“Colleges should be the marketplace of ideas. Free speech should not be censored or limited to a ridiculously small area on campus, nor should students need permission to hand out fliers. The First Amendment protects freedom of speech for all students in the outdoor areas of campus, regardless of their religious or political beliefs.”For background, read 'Higher Education' Indoctrinates Pro-abortion: Poll and also read Buffalo NY Univ. Charges Pro-life Students Extra Fees as well as University Says Student's Cross Necklace Offends Freshmen
-- David Hacker, Senior Legal Counsel, Alliance Defending Freedom (ADF)
In addition, read Obama Administration Muzzles College Students' Moral Speech
UPDATE 3/16/13: Ohio College Nixed Christian Speech, Now Pays Damages
-- From "College Student Suing for Freedom of Speech" by Andrew Evans, Washington Free Beacon 8/29/13
“Through the permitting process, the college retains unfettered discretion to determine whether students may speak at all,” the complaint says. “These college policies and practices chill protected student speech and disable the ability of students to speak on campus about recent and unfolding events.”
Anderson wanted to hand out his flyers in more heavily trafficked areas of campus, such as the dormitories, but the school would not let him.
The school maintains the “solicitation policy” because “when a student hands out a flyer on campus, the college no longer considers him a student but considers him an ‘activist,’” a school administrator told Anderson, according to the complaint.
Anderson’s lawsuit was filed in the same court that struck down a similar free speech zone at the University of Cincinnati . . .
To read the entire article above, CLICK HERE.
From "Ohio College Sued for Subjecting Pro-Life Students to 'Free Speech Zones'" by Alliance Defending Freedom (plaintiff counsel in Anderson v. Harrison filed in the U.S. District Court for the Southern District of Ohio) 8/27/13
In June, Spencer Anderson, a Christian student at Columbus State Community College was required by college officials to get a permit 48 hours in advance to distribute fliers about his new pro-life student group. Officials assigned him to one of the two speech zones and forbade him from exiting the zone to speak with people or hand out his fliers. According to the complaint, the speech zones comprise less than 1 percent of the college’s 80 acre campus. In April, Anderson was involved in another pro-life display on campus subjected to similar restrictions.
College officials have approved other groups, such as students associated with People for the Ethical Treatment of Animals, to distribute fliers and speak to students outside the speech zones.
The lawsuit explains that the college’s speech policy prohibits students from speaking spontaneously in reaction to news and current events on the public sidewalks and open spaces of the campus. According to the complaint, the policy violates the First Amendment and grants “college officials unbridled discretion to discriminate against speech based on its content or viewpoint.”
To read the entire article above, CLICK HERE.
From "Columbus State Community College's Solicitation Policy Challenged in Court" by Susan Kruth, Foundation for Individual Rights in Education 8/29/13
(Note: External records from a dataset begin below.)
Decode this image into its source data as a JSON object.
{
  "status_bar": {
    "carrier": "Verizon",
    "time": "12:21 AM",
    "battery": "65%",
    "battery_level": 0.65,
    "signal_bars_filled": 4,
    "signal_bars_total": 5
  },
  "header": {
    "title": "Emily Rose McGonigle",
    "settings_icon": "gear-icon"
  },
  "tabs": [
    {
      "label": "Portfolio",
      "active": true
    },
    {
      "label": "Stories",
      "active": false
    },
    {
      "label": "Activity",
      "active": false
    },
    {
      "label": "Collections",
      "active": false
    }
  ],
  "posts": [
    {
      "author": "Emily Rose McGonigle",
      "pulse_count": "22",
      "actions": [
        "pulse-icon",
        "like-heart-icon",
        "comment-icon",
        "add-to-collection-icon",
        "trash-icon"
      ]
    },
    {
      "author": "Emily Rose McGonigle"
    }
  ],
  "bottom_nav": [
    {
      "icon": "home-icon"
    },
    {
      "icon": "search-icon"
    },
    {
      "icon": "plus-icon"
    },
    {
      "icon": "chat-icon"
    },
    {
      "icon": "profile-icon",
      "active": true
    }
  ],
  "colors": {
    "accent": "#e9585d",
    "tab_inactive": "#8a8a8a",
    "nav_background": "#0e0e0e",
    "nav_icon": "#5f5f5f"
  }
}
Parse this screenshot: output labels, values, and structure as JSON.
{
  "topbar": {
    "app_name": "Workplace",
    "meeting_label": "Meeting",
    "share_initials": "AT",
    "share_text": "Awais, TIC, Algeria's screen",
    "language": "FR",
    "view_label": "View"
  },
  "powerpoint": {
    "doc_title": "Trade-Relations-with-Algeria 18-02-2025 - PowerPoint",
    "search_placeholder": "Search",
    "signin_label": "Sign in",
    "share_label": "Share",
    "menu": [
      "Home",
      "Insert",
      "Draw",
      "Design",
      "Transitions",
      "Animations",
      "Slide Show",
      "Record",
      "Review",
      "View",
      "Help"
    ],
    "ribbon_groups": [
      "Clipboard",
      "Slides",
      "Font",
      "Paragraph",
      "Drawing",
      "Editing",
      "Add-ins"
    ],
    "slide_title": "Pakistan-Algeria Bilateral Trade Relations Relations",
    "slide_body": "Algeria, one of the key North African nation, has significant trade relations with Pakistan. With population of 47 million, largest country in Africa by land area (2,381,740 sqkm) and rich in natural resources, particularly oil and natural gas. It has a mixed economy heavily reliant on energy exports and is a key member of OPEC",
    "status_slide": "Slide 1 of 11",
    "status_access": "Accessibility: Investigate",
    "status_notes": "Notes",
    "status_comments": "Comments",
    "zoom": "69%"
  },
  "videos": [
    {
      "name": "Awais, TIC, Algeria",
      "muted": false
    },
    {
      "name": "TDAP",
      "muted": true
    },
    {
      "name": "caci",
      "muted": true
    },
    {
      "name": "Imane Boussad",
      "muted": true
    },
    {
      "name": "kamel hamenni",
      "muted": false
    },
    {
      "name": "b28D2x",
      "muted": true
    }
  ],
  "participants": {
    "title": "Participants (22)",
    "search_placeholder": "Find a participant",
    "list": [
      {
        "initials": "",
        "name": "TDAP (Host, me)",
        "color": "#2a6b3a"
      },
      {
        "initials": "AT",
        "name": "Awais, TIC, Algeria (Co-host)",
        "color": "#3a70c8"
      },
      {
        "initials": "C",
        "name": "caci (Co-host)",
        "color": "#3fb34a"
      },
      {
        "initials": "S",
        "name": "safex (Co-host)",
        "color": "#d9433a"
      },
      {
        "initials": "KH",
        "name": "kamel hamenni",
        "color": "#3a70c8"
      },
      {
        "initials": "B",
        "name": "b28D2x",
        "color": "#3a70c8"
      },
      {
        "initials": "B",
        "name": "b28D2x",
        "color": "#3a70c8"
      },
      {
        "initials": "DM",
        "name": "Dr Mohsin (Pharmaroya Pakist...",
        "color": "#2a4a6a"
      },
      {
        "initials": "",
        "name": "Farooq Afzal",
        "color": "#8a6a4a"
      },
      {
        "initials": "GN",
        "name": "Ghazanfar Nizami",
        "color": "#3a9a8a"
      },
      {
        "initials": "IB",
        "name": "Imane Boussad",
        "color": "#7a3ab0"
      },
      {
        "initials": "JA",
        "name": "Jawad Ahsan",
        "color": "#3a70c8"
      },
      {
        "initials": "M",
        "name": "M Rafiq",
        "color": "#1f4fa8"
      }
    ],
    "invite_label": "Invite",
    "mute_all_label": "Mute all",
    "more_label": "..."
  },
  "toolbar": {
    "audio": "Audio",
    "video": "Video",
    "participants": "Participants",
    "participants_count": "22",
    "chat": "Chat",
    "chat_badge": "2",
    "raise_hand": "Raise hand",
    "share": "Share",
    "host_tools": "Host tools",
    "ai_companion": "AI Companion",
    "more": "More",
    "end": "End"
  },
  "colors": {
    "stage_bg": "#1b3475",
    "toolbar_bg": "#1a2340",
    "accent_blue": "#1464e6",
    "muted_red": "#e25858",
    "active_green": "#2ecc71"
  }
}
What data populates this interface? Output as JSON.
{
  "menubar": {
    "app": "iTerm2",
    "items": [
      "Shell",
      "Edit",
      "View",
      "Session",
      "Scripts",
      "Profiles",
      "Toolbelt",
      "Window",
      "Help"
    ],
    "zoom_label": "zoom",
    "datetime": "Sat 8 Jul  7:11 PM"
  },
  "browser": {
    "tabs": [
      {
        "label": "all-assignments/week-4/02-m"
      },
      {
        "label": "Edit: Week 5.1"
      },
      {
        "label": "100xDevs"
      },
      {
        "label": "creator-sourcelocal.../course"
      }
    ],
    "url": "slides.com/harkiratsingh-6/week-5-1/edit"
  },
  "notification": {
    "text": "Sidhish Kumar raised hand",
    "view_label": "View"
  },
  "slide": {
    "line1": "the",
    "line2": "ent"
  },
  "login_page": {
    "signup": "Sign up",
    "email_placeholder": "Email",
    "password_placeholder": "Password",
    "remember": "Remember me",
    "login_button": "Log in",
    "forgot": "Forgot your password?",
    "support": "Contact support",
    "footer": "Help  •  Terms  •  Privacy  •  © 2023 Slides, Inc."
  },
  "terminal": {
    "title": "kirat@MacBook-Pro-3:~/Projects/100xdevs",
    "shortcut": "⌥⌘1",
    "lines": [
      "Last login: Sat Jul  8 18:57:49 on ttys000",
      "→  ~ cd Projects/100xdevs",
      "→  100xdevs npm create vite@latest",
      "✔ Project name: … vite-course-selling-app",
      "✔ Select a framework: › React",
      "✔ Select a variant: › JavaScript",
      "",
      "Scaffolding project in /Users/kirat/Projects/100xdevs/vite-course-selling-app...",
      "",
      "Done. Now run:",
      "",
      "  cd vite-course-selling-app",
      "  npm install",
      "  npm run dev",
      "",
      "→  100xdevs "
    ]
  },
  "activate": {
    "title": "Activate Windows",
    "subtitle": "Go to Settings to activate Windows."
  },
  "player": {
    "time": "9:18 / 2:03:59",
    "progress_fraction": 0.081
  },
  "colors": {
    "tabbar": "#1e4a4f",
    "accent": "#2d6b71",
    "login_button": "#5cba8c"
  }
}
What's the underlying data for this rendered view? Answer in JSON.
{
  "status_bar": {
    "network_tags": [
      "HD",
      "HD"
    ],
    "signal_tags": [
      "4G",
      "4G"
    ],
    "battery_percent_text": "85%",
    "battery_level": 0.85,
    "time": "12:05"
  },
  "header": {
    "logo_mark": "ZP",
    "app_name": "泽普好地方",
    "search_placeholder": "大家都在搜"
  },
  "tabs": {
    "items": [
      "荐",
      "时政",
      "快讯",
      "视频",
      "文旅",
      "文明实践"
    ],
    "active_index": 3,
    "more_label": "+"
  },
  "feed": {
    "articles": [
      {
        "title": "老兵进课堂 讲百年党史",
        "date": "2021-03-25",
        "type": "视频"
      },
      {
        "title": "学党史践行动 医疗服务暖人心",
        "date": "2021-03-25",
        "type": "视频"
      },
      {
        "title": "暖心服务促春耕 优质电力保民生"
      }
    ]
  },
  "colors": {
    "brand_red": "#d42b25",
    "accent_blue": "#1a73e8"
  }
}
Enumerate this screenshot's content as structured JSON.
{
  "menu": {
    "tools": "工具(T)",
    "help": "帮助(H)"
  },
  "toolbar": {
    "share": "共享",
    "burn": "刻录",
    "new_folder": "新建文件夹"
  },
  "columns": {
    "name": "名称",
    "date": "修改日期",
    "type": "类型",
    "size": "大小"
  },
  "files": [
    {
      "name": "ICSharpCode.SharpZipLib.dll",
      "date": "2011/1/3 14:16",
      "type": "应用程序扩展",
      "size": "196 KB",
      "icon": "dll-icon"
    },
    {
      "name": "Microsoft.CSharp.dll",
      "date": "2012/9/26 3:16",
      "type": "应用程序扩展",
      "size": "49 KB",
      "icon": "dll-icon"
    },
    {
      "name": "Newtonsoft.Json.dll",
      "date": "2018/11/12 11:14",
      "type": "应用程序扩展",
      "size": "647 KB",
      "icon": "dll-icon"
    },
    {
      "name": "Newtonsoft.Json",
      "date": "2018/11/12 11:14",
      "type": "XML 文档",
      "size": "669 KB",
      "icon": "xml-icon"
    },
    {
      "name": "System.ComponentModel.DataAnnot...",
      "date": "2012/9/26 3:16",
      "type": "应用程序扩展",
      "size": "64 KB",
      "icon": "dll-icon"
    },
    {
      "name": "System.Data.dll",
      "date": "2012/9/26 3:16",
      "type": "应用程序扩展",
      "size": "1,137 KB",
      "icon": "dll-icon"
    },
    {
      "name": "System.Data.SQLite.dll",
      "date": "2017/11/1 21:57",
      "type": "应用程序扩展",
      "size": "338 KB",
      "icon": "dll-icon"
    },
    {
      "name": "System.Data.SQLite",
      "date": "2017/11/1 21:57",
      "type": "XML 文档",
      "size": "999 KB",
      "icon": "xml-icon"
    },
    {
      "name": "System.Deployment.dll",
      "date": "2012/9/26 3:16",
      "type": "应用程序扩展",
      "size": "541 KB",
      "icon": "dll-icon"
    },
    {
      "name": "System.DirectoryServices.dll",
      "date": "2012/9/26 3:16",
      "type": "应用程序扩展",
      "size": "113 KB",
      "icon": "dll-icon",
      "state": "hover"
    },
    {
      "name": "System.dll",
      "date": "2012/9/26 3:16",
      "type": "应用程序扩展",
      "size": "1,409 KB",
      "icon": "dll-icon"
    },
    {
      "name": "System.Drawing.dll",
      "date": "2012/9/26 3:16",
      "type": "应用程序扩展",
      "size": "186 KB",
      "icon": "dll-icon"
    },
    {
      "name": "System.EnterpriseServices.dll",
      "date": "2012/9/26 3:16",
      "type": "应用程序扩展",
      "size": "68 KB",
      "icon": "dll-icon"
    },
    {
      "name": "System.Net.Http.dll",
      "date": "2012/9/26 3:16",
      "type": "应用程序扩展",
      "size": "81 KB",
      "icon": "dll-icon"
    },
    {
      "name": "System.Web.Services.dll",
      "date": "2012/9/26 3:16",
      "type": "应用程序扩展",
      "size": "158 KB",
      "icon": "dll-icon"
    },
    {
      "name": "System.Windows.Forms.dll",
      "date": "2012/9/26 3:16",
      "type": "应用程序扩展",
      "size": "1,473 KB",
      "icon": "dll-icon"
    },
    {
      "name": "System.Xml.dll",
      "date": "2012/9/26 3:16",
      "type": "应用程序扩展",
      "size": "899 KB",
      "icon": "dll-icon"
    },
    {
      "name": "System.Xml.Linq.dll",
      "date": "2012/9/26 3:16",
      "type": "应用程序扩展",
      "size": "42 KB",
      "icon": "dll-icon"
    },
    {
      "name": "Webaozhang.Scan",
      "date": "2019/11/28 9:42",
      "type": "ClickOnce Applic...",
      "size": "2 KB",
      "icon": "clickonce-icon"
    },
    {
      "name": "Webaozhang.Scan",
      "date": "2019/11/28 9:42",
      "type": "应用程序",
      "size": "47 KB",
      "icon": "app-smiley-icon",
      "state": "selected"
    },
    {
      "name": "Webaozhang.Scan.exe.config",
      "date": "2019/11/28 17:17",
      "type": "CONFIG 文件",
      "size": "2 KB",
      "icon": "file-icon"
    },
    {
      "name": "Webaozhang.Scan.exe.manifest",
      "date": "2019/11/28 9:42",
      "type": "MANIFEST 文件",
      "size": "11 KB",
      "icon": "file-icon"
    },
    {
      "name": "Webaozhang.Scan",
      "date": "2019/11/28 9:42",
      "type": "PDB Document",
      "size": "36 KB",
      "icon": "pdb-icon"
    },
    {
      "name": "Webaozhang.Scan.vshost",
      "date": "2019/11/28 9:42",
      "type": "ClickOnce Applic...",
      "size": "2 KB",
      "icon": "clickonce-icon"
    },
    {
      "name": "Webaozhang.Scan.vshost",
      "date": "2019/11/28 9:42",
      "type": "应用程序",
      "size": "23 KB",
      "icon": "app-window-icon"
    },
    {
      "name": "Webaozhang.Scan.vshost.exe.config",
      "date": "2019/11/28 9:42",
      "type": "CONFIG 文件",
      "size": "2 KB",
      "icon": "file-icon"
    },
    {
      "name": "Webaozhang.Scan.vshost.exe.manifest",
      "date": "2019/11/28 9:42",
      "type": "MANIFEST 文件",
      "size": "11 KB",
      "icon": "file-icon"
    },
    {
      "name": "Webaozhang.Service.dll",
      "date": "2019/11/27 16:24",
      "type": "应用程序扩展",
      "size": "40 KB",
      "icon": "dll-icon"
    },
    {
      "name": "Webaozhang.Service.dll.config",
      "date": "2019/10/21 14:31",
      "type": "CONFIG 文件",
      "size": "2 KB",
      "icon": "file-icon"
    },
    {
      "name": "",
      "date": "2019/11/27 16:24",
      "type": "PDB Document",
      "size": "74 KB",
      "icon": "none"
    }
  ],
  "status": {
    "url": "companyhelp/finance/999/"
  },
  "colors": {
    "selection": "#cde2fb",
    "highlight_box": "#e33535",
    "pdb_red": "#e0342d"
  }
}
CSCC’s solicitation policy governs the “dissemination or posting of any verbal, written, or pictorial material such as flyers, notices, requests to pledge or join any organization ….” Though it appears in the Faculty Handbook, Anderson’s complaint alleges that “[i]t is the College’s policy and practice to apply the solicitation policy to individual students ….” Under a subheading titled “Assembly,” the policy describes the college’s two “designated areas for public speech and assembly” and states: “All organizations and individuals must request to use this space for public speech and solicitation and must do so in writing at least one business day in advance.”
As a public college, CSCC is bound by the First Amendment. Anderson’s attorney, Matthew J. Burkhart, reviews the factors that determine whether a prior restraint on speech—like CSCC’s notice-and-permission requirement—is constitutional:
Under the First Amendment’s Free Speech Clause, a prior restraint on citizens’ expression is presumptively unconstitutional, unless it (1) does not delegate overly broad licensing discretion to a government official, (2) contains only content and viewpoint neutral reasonable time, place, and manner restrictions, (3) is narrowly tailored to serve a significant governmental interest, and (4) leaves open ample alternative means for communication.To read the entire article above, CLICK HERE.
Also read ObamaNation: Rating Colleges Based on Immorality as well as Porn Novel for Freshmen Orientation in South Carolina